Rebound insomnia after hypnotic withdrawal in insomniac outpatients

Eur Arch Psychiatry Clin Neurosci. 1998;248(3):148-56. doi: 10.1007/s004060050032.


The effect of abrupt medication withdrawal (no-pill discontinuation) was investigated in 1507 insomniacs using the patients' self-ratings on visual analogue scales. Drug discontinuation followed a 28-day treatment period with either 7.5 mg zopiclone, 0.25 mg triazolam, 1.0 mg flunitrazepam, or placebo in a randomized, double-blind, parallel group, multicenter study in private practice. Deterioration below individual pretreatment values (no-pill baseline) in at least one of three subjective parameters of sleep quality (sleep latency, total sleep time, nocturnal awakenings) and three parameters of daytime well-being (morning freshness, daytime tiredness, anxiety) were defined as rebound. The number of patients with rebound (rebound rate) was analyzed for every day of a 2-week posttreatment period. The overall rebound rate was higher in the placebo group (p < or = 0.001) than in each group treated with active drugs. Rebound rates affecting sleep quality were higher for placebo than for zopiclone (p < or = 0.001) and for flunitrazepam (p < or = 0.05). Rebound rates were smaller for zopiclone (p < or = 0.001) and flunitrazepam (p < or = 0.01) than for triazolam. Rebound in at least one item per day appeared in 21.5% (sleep quality) and 25.5% (daytime well-being) of the patients. Rebound decreased with increasing numbers of items of sleep quality or daytime well-being. Patients who did not respond to treatment showed higher rebound rates than those who were treatment responders (p < or = 0.001). Concerning treatment nonresponders, highest rebound was seen in the placebo group, whereas rebound was lowest in placebo responders. These results show that pill discontinuation itself may worsen sleep and daytime well-being in the sense of a rebound phenomenon. Furthermore, the number of patients with rebound remained at a high and varying level during the whole posttreatment period. This result indicates that a deterioration of sleep after drug withdrawal is not apparent during a few days but may last for longer periods in some patients and is modified by marked night-to-night variations.

Publication types

  • Clinical Trial
  • Comparative Study
  • Multicenter Study
  • Randomized Controlled Trial
  • Research Support, Non-U.S. Gov't

MeSH terms

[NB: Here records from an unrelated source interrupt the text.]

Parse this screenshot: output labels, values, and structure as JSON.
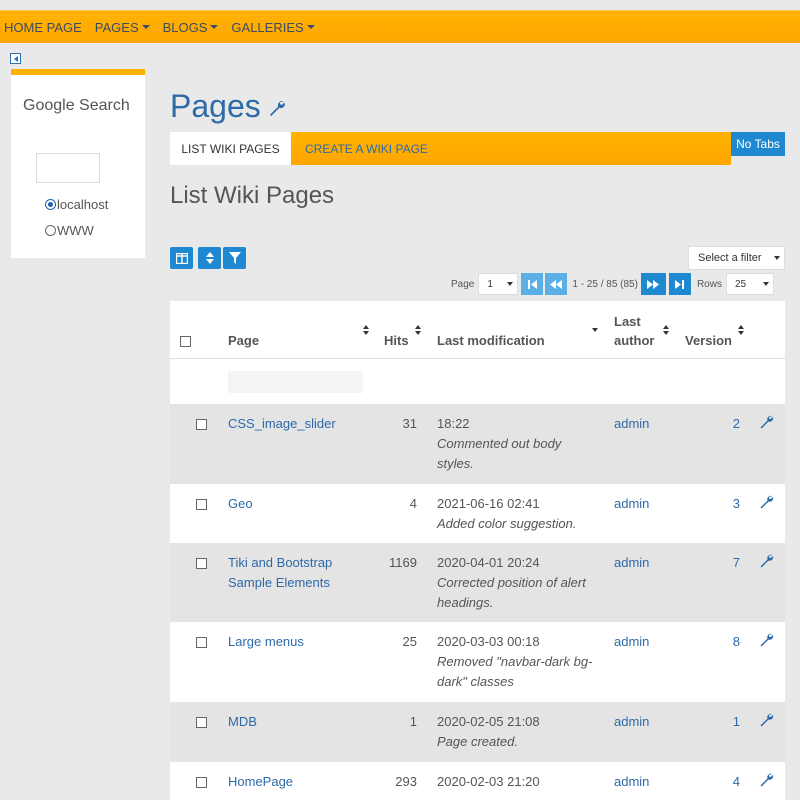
{
  "topnav": {
    "items": [
      {
        "label": "HOME PAGE",
        "has_caret": false
      },
      {
        "label": "PAGES",
        "has_caret": true
      },
      {
        "label": "BLOGS",
        "has_caret": true
      },
      {
        "label": "GALLERIES",
        "has_caret": true
      }
    ]
  },
  "sidebar": {
    "title": "Google Search",
    "options": [
      {
        "label": "localhost",
        "checked": true
      },
      {
        "label": "WWW",
        "checked": false
      }
    ]
  },
  "page": {
    "title": "Pages",
    "tabs": [
      {
        "label": "LIST WIKI PAGES",
        "active": true
      },
      {
        "label": "CREATE A WIKI PAGE",
        "active": false
      }
    ],
    "no_tabs_label": "No Tabs",
    "section_title": "List Wiki Pages"
  },
  "toolbar": {
    "filter_select": "Select a filter"
  },
  "pager": {
    "page_label": "Page",
    "page_value": "1",
    "info": "1 - 25 / 85 (85)",
    "rows_label": "Rows",
    "rows_value": "25"
  },
  "table": {
    "headers": {
      "page": "Page",
      "hits": "Hits",
      "last_modification": "Last modification",
      "last_author_line1": "Last",
      "last_author_line2": "author",
      "version": "Version"
    },
    "rows": [
      {
        "page": [
          "CSS_image_slider"
        ],
        "hits": "31",
        "mod_date": "18:22",
        "mod_note": [
          "Commented out body",
          "styles."
        ],
        "author": "admin",
        "version": "2"
      },
      {
        "page": [
          "Geo"
        ],
        "hits": "4",
        "mod_date": "2021-06-16 02:41",
        "mod_note": [
          "Added color suggestion."
        ],
        "author": "admin",
        "version": "3"
      },
      {
        "page": [
          "Tiki and Bootstrap",
          "Sample Elements"
        ],
        "hits": "1169",
        "mod_date": "2020-04-01 20:24",
        "mod_note": [
          "Corrected position of alert",
          "headings."
        ],
        "author": "admin",
        "version": "7"
      },
      {
        "page": [
          "Large menus"
        ],
        "hits": "25",
        "mod_date": "2020-03-03 00:18",
        "mod_note": [
          "Removed \"navbar-dark bg-",
          "dark\" classes"
        ],
        "author": "admin",
        "version": "8"
      },
      {
        "page": [
          "MDB"
        ],
        "hits": "1",
        "mod_date": "2020-02-05 21:08",
        "mod_note": [
          "Page created."
        ],
        "author": "admin",
        "version": "1"
      },
      {
        "page": [
          "HomePage"
        ],
        "hits": "293",
        "mod_date": "2020-02-03 21:20",
        "mod_note": [],
        "author": "admin",
        "version": "4"
      }
    ]
  },
  "colors": {
    "accent_orange": "#ffa600",
    "link_blue": "#2d6aa8",
    "button_blue": "#1e88d0"
  }
}
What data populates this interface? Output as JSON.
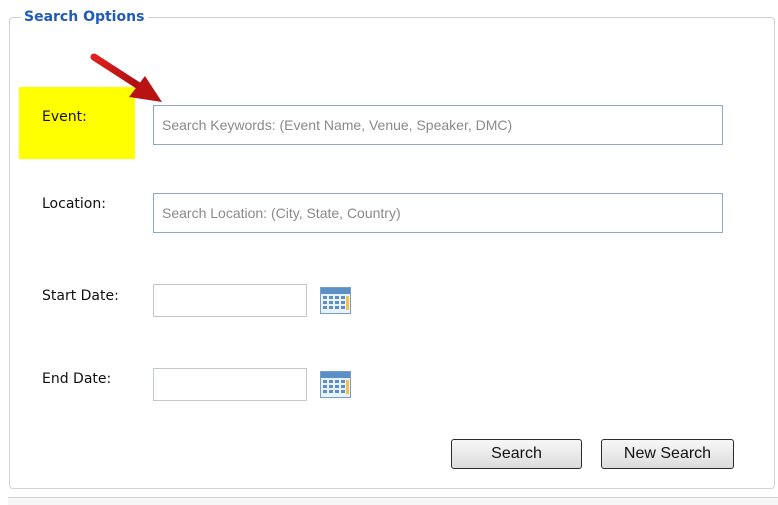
{
  "panel": {
    "legend": "Search Options"
  },
  "fields": {
    "event": {
      "label": "Event:",
      "placeholder": "Search Keywords:  (Event Name, Venue, Speaker, DMC)"
    },
    "location": {
      "label": "Location:",
      "placeholder": "Search Location:  (City, State, Country)"
    },
    "start_date": {
      "label": "Start Date:",
      "value": ""
    },
    "end_date": {
      "label": "End Date:",
      "value": ""
    }
  },
  "buttons": {
    "search": "Search",
    "new_search": "New Search"
  },
  "icons": {
    "calendar": "calendar-icon",
    "annotation": "red-arrow-icon"
  },
  "colors": {
    "legend": "#1f5bbd",
    "highlight": "#ffff00",
    "arrow": "#c01515",
    "input_border": "#8fa8c8"
  }
}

  • Adolescent
  • Adult
  • Aged
  • Analysis of Variance
  • Anti-Anxiety Agents / administration & dosage*
  • Azabicyclo Compounds
  • Double-Blind Method
  • Drug Administration Schedule
  • Female
  • Flunitrazepam / administration & dosage*
  • Humans
  • Hypnotics and Sedatives / administration & dosage*
  • Male
  • Middle Aged
  • Piperazines / administration & dosage*
  • Placebos
  • Recurrence
  • Sleep / drug effects
  • Sleep Initiation and Maintenance Disorders / drug therapy*
  • Treatment Outcome
  • Triazolam / administration & dosage*


  • Anti-Anxiety Agents
  • Azabicyclo Compounds
  • Hypnotics and Sedatives
  • Piperazines
  • Placebos
  • zopiclone
  • Triazolam
  • Flunitrazepam